Since the ECJ only decides specific individual cases and the findings can only be transferred to comparable cases, it is not possible to draw a compelling conclusion on the basis of the ECJ ruling that the provision of a company car is free of charge in all cases. Nevertheless, taxable persons should carefully review their contracts for the provision of company cars with regard to the agreed remuneration. If there are arguments in favour of non-remuneration in a specific case, the companies concerned can refer directly to the ECJ ruling and may possibly benefit in cross-border situations as follows:
3.1 Implications for domestic taxable persons in the case of non-remuneration
In the case of full allocation to the company and a full input VAT deduction, a supply carried out free of charge is given in the amount of the non-business use, in accordance with sec. 3 para. 9a no. 1 of the German VAT Act. Taxation does not apply in the instance of an input VAT deduction which is only claimed in the amount of the actual business use and in the case of a lack of input VAT deduction entitlement (e.g. banks and insurance companies).
The supply carried out free of charge has to be taxed at the place from which the employer operates its business in accordance with sec. 3a para. 1 of the German VAT Act. This means that – contrary to the view of the German tax authorities – taxation also takes place in Germany if an employee is resident in a foreign country close to the German border. In this case, any existing obligation to register for VAT purposes in a foreign country does not apply. Thus, domestic taxable persons can benefit from the ECJ ruling if the VAT rate in Germany is lower compared to that of the employee's country of residence. Moreover, a possibly existing obligation to register abroad for VAT purposes does not apply.
3.2 Implications for foreign taxable persons in the case of non-remuneration
A company car provided free of charge by foreign taxable persons to employees resident in Germany is - contrary to the view of the German tax authorities - not subject to taxation in Germany. Foreign taxable persons can apply for VAT refunds if they have declared German VAT on the provision of company cars to employees resident in Germany in reporting periods that have not yet become final.
3.3 Implications for rental and leasing of cars in the case of non-remuneration
The ECJ was not required to rule on the far more practically relevant case, where an employer merely rents a vehicle (or leases it without an agreed transfer of ownership). In this situation, a supply carried out free of charge in accordance with sec. 3 para. 9a no. 2 of the German VAT Act could be considered, provided that an input VAT deduction is claimed not only in the amount of the actual business use. In this case too, the place of supply is determined by sec. 3a para. 1 of the German VAT Act, so that the implications mentioned above in 3.1 and 3.2 could, in principle, also apply to rental and leasing cars.

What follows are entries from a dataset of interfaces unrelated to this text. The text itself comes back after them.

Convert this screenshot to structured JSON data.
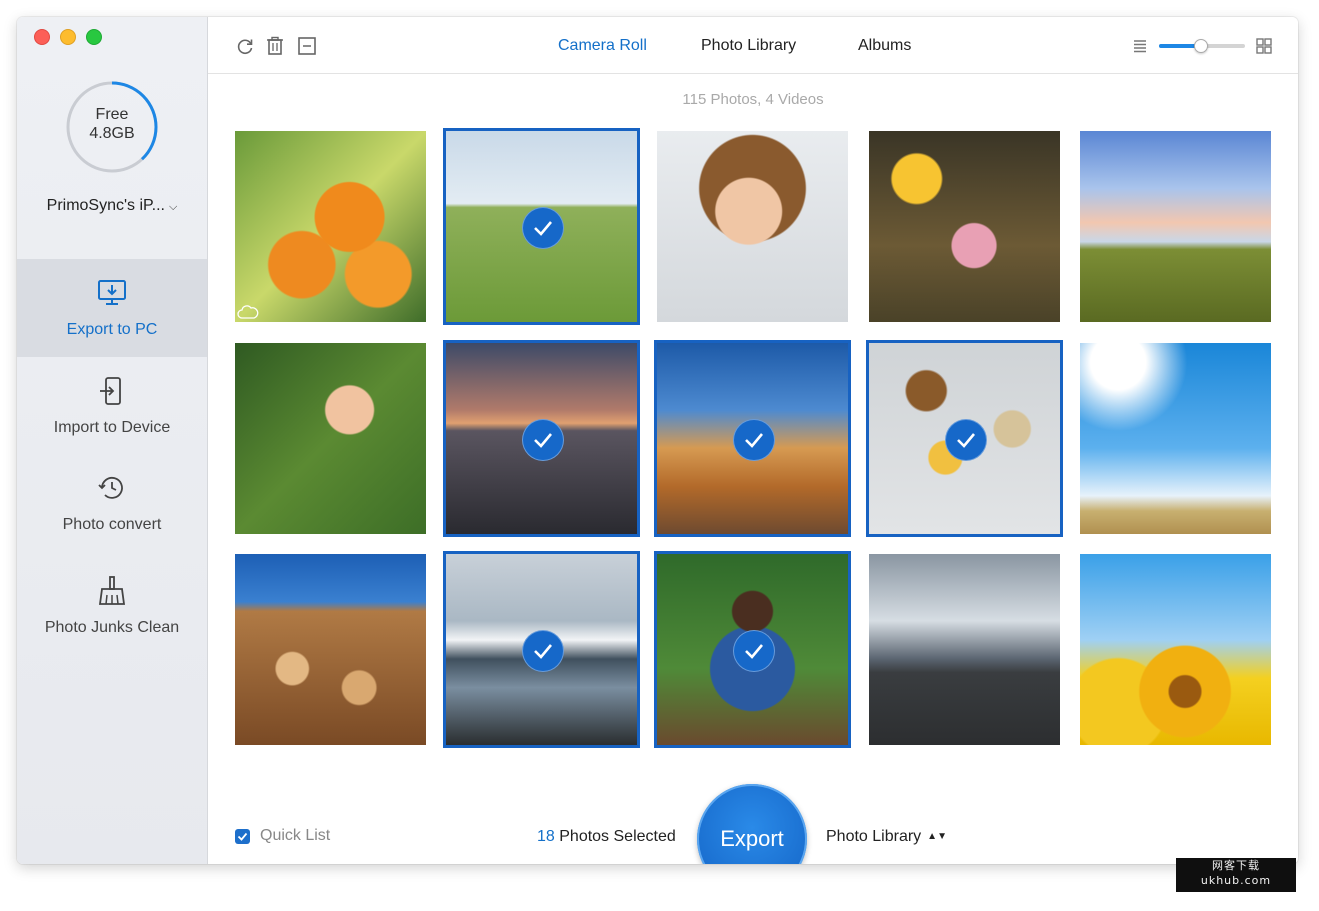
{
  "sidebar": {
    "storage": {
      "label": "Free",
      "value": "4.8GB",
      "used_fraction": 0.38
    },
    "device_name": "PrimoSync's iP...",
    "items": [
      {
        "label": "Export to PC",
        "icon": "monitor-download-icon",
        "active": true
      },
      {
        "label": "Import to Device",
        "icon": "import-device-icon",
        "active": false
      },
      {
        "label": "Photo convert",
        "icon": "history-clock-icon",
        "active": false
      },
      {
        "label": "Photo Junks Clean",
        "icon": "broom-icon",
        "active": false
      }
    ]
  },
  "toolbar": {
    "icons": [
      "refresh-icon",
      "trash-icon",
      "minus-box-icon"
    ],
    "tabs": [
      {
        "label": "Camera Roll",
        "active": true
      },
      {
        "label": "Photo Library",
        "active": false
      },
      {
        "label": "Albums",
        "active": false
      }
    ],
    "zoom_fraction": 0.48,
    "view_icons": [
      "list-view-icon",
      "grid-view-icon"
    ]
  },
  "content": {
    "count_text": "115 Photos, 4 Videos",
    "photos": [
      {
        "subject": "oranges on tree",
        "selected": false,
        "cloud": true
      },
      {
        "subject": "children running on grass",
        "selected": true
      },
      {
        "subject": "smiling girl with cup",
        "selected": false
      },
      {
        "subject": "girl with balloons",
        "selected": false
      },
      {
        "subject": "sky over field",
        "selected": false
      },
      {
        "subject": "woman leading by hand",
        "selected": false
      },
      {
        "subject": "beach pavilion at dusk",
        "selected": true
      },
      {
        "subject": "rocky canyon",
        "selected": true
      },
      {
        "subject": "grains and beans",
        "selected": true
      },
      {
        "subject": "blue sky with clouds",
        "selected": false
      },
      {
        "subject": "stacked logs",
        "selected": false
      },
      {
        "subject": "mountain lake",
        "selected": true
      },
      {
        "subject": "man with tablet on bench",
        "selected": true
      },
      {
        "subject": "road under cloudy sky",
        "selected": false
      },
      {
        "subject": "sunflowers",
        "selected": false
      }
    ]
  },
  "bottom": {
    "quick_list_label": "Quick List",
    "quick_list_checked": true,
    "selected_count": "18",
    "selected_suffix": " Photos Selected",
    "export_label": "Export",
    "target_label": "Photo Library"
  },
  "watermark": {
    "line1": "网客下载",
    "line2": "ukhub.com"
  },
  "colors": {
    "accent": "#1470c9",
    "selection_border": "#1762c2"
  }
}
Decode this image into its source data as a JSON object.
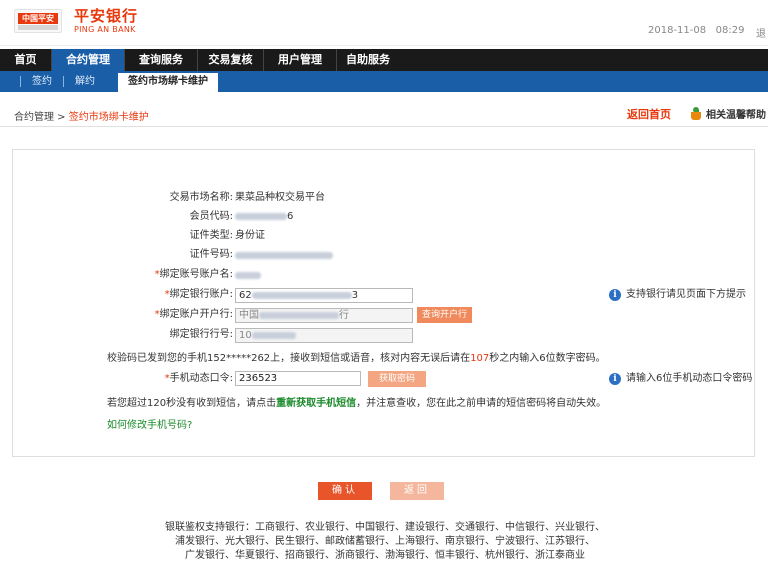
{
  "header": {
    "logo_box_label": "中国平安",
    "brand_cn": "平安银行",
    "brand_en": "PING AN BANK",
    "date": "2018-11-08",
    "time": "08:29",
    "logout": "退"
  },
  "main_nav": [
    {
      "label": "首页"
    },
    {
      "label": "合约管理"
    },
    {
      "label": "查询服务"
    },
    {
      "label": "交易复核"
    },
    {
      "label": "用户管理"
    },
    {
      "label": "自助服务"
    }
  ],
  "sub_nav": [
    {
      "label": "签约"
    },
    {
      "label": "解约"
    },
    {
      "label": "签约市场绑卡维护"
    }
  ],
  "breadcrumb": {
    "parent": "合约管理",
    "separator": " > ",
    "current": "签约市场绑卡维护"
  },
  "actions": {
    "back_home": "返回首页",
    "help": "相关温馨帮助"
  },
  "form": {
    "market_name_label": "交易市场名称:",
    "market_name_value": "果菜品种权交易平台",
    "member_code_label": "会员代码:",
    "member_code_value_suffix": "6",
    "cert_type_label": "证件类型:",
    "cert_type_value": "身份证",
    "cert_no_label": "证件号码:",
    "account_name_label": "绑定账号账户名:",
    "bank_account_label": "绑定银行账户:",
    "bank_account_value_start": "62",
    "bank_account_value_end": "3",
    "account_bank_label": "绑定账户开户行:",
    "account_bank_value_start": "中国",
    "account_bank_value_end": "行",
    "query_bank_button": "查询开户行",
    "bank_code_label": "绑定银行行号:",
    "bank_code_value_start": "10",
    "required_mark": "*",
    "sms_notice_prefix": "校验码已发到您的手机152*****262上，接收到短信或语音，核对内容无误后请在",
    "sms_notice_seconds": "107",
    "sms_notice_suffix": "秒之内输入6位数字密码。",
    "otp_label": "手机动态口令:",
    "otp_value": "236523",
    "get_otp_button": "获取密码",
    "resend_notice_prefix": "若您超过120秒没有收到短信，请点击",
    "resend_link": "重新获取手机短信",
    "resend_notice_suffix": "，并注意查收，您在此之前申请的短信密码将自动失效。",
    "change_phone_link": "如何修改手机号码?",
    "hint_supported_banks": "支持银行请见页面下方提示",
    "hint_otp": "请输入6位手机动态口令密码"
  },
  "buttons": {
    "confirm": "确认",
    "back": "返回"
  },
  "banks_notice": {
    "line1": "银联鉴权支持银行：工商银行、农业银行、中国银行、建设银行、交通银行、中信银行、兴业银行、",
    "line2": "浦发银行、光大银行、民生银行、邮政储蓄银行、上海银行、南京银行、宁波银行、江苏银行、",
    "line3": "广发银行、华夏银行、招商银行、浙商银行、渤海银行、恒丰银行、杭州银行、浙江泰商业"
  },
  "colors": {
    "brand_orange": "#e8380d",
    "nav_black": "#1a1a1a",
    "nav_blue": "#1a5ea8",
    "link_green": "#1a8a2a",
    "info_blue": "#2a6fc4"
  }
}
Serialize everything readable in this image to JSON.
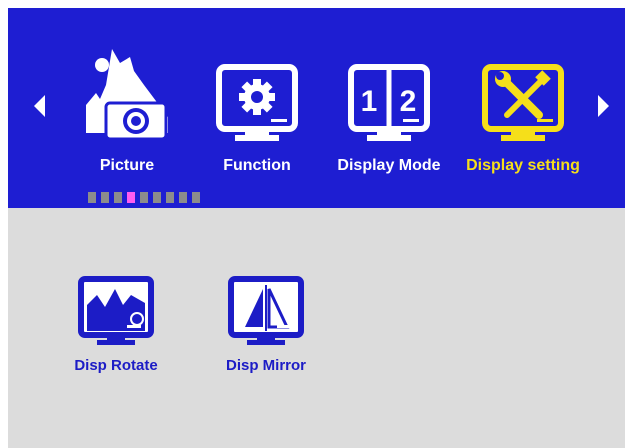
{
  "nav": {
    "prev_icon": "triangle-left-icon",
    "next_icon": "triangle-right-icon"
  },
  "menu": [
    {
      "label": "Picture",
      "icon": "picture-icon",
      "active": false
    },
    {
      "label": "Function",
      "icon": "gear-monitor-icon",
      "active": false
    },
    {
      "label": "Display Mode",
      "icon": "split-screen-icon",
      "active": false
    },
    {
      "label": "Display setting",
      "icon": "tools-monitor-icon",
      "active": true
    }
  ],
  "pager": {
    "total": 9,
    "current_index": 3
  },
  "submenu": [
    {
      "label": "Disp Rotate",
      "icon": "rotate-monitor-icon"
    },
    {
      "label": "Disp Mirror",
      "icon": "mirror-monitor-icon"
    }
  ],
  "colors": {
    "top_background": "#1e1ed2",
    "content_background": "#dcdcdc",
    "active_accent": "#f5df1a",
    "pager_current": "#ff5cf0",
    "pager_default": "#8c8c8c",
    "submenu_text": "#1c1cc6"
  }
}
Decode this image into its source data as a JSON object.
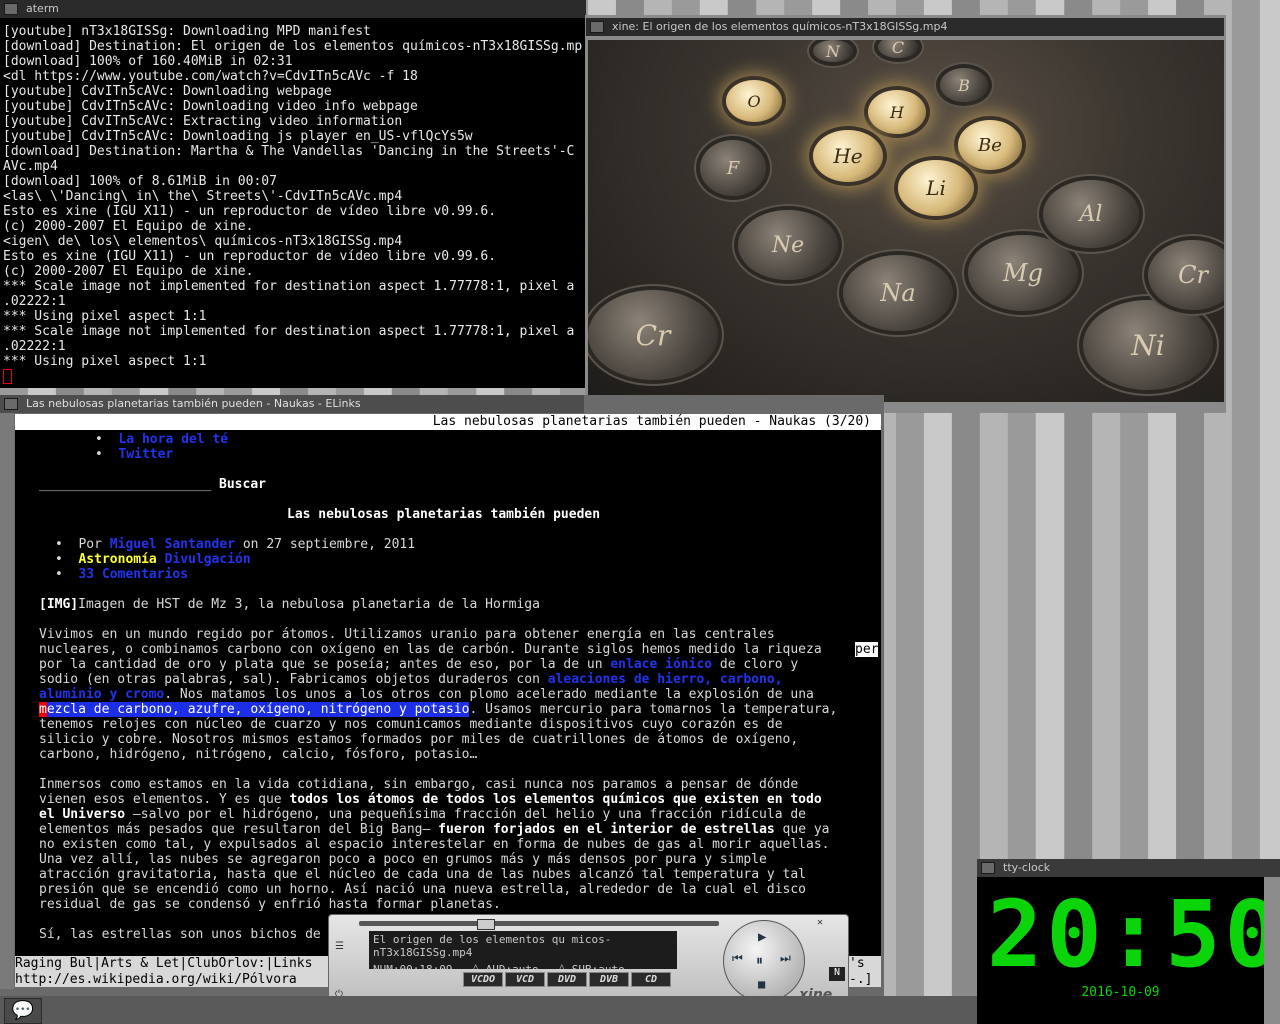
{
  "aterm": {
    "title": "aterm",
    "lines": [
      "[youtube] nT3x18GISSg: Downloading MPD manifest",
      "[download] Destination: El origen de los elementos químicos-nT3x18GISSg.mp",
      "[download] 100% of 160.40MiB in 02:31",
      "<dl https://www.youtube.com/watch?v=CdvITn5cAVc -f 18",
      "[youtube] CdvITn5cAVc: Downloading webpage",
      "[youtube] CdvITn5cAVc: Downloading video info webpage",
      "[youtube] CdvITn5cAVc: Extracting video information",
      "[youtube] CdvITn5cAVc: Downloading js player en_US-vflQcYs5w",
      "[download] Destination: Martha & The Vandellas 'Dancing in the Streets'-C",
      "AVc.mp4",
      "[download] 100% of 8.61MiB in 00:07",
      "<las\\ \\'Dancing\\ in\\ the\\ Streets\\'-CdvITn5cAVc.mp4",
      "Esto es xine (IGU X11) - un reproductor de vídeo libre v0.99.6.",
      "(c) 2000-2007 El Equipo de xine.",
      "<igen\\ de\\ los\\ elementos\\ químicos-nT3x18GISSg.mp4",
      "Esto es xine (IGU X11) - un reproductor de vídeo libre v0.99.6.",
      "(c) 2000-2007 El Equipo de xine.",
      "*** Scale image not implemented for destination aspect 1.77778:1, pixel a",
      ".02222:1",
      "*** Using pixel aspect 1:1",
      "*** Scale image not implemented for destination aspect 1.77778:1, pixel a",
      ".02222:1",
      "*** Using pixel aspect 1:1"
    ]
  },
  "xine": {
    "title": "xine: El origen de los elementos químicos-nT3x18GISSg.mp4",
    "elements": [
      "N",
      "C",
      "B",
      "O",
      "H",
      "Be",
      "He",
      "Li",
      "F",
      "Ne",
      "Na",
      "Mg",
      "Al",
      "Cr",
      "Ni",
      "Cr"
    ]
  },
  "elinks": {
    "window_title": "Las nebulosas planetarias también pueden - Naukas - ELinks",
    "top_title": "Las nebulosas planetarias también pueden - Naukas (3/20)",
    "menu_items": [
      "La hora del té",
      "Twitter"
    ],
    "search_line": "______________________",
    "search_label": "Buscar",
    "article_title": "Las nebulosas planetarias también pueden",
    "by": "Por",
    "author": "Miguel Santander",
    "date": "on 27 septiembre, 2011",
    "cat1": "Astronomía",
    "cat2": "Divulgación",
    "comments": "33 Comentarios",
    "img_tag": "[IMG]",
    "img_caption": "Imagen de HST de Mz 3, la nebulosa planetaria de la Hormiga",
    "p1_l1": "Vivimos en un mundo regido por átomos. Utilizamos uranio para obtener energía en las centrales",
    "p1_l2": "nucleares, o combinamos carbono con oxígeno en las de carbón. Durante siglos hemos medido la riqueza",
    "p1_l2_tail": "per",
    "p1_l3a": "por la cantidad de oro y plata que se poseía; antes de eso, por la de un ",
    "p1_l3_link": "enlace iónico",
    "p1_l3b": " de cloro y",
    "p1_l4a": "sodio (en otras palabras, sal). Fabricamos objetos duraderos con ",
    "p1_l4_link": "aleaciones de hierro, carbono,",
    "p1_l5_link": "aluminio y cromo",
    "p1_l5b": ". Nos matamos los unos a los otros con plomo acelerado mediante la explosión de una",
    "p1_l6_cur": "m",
    "p1_l6_sel": "ezcla de carbono, azufre, oxígeno, nitrógeno y potasio",
    "p1_l6b": ". Usamos mercurio para tomarnos la temperatura,",
    "p1_l7": "tenemos relojes con núcleo de cuarzo y nos comunicamos mediante dispositivos cuyo corazón es de",
    "p1_l8": "silicio y cobre. Nosotros mismos estamos formados por miles de cuatrillones de átomos de oxígeno,",
    "p1_l9": "carbono, hidrógeno, nitrógeno, calcio, fósforo, potasio…",
    "p2_l1": "Inmersos como estamos en la vida cotidiana, sin embargo, casi nunca nos paramos a pensar de dónde",
    "p2_l2a": "vienen esos elementos. Y es que ",
    "p2_l2_b": "todos los átomos de todos los elementos químicos que existen en todo",
    "p2_l3_b": "el Universo",
    "p2_l3b": " —salvo por el hidrógeno, una pequeñísima fracción del helio y una fracción ridícula de",
    "p2_l4a": "elementos más pesados que resultaron del Big Bang— ",
    "p2_l4_b": "fueron forjados en el interior de estrellas",
    "p2_l4b": " que ya",
    "p2_l5": "no existen como tal, y expulsados al espacio interestelar en forma de nubes de gas al morir aquellas.",
    "p2_l6": "Una vez allí, las nubes se agregaron poco a poco en grumos más y más densos por pura y simple",
    "p2_l7": "atracción gravitatoria, hasta que el núcleo de cada una de las nubes alcanzó tal temperatura y tal",
    "p2_l8": "presión que se encendió como un horno. Así nació una nueva estrella, alrededor de la cual el disco",
    "p2_l9": "residual de gas se condensó y enfrió hasta formar planetas.",
    "p3_l1": "Sí, las estrellas son unos bichos de",
    "tabs": [
      "Raging Bul",
      "Arts & Let",
      "ClubOrlov:",
      "Links"
    ],
    "tabs_tail": "'s",
    "status_url": "http://es.wikipedia.org/wiki/Pólvora",
    "status_tail": "-.]"
  },
  "xine_panel": {
    "title_text": "El origen de los elementos qu micos-nT3x18GISSg.mp4",
    "time_text": "NUM:00:18:09",
    "aud_text": "◊ AUD:auto",
    "sub_text": "◊ SUB:auto",
    "buttons": [
      "VCDO",
      "VCD",
      "DVD",
      "DVB",
      "CD"
    ],
    "n_label": "N",
    "logo": "xine"
  },
  "clock": {
    "title": "tty-clock",
    "time": "20:50",
    "date": "2016-10-09"
  }
}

Dr. Matthias Oldiges
Phone: +49 211 54 095 366
as per: 26.01.2021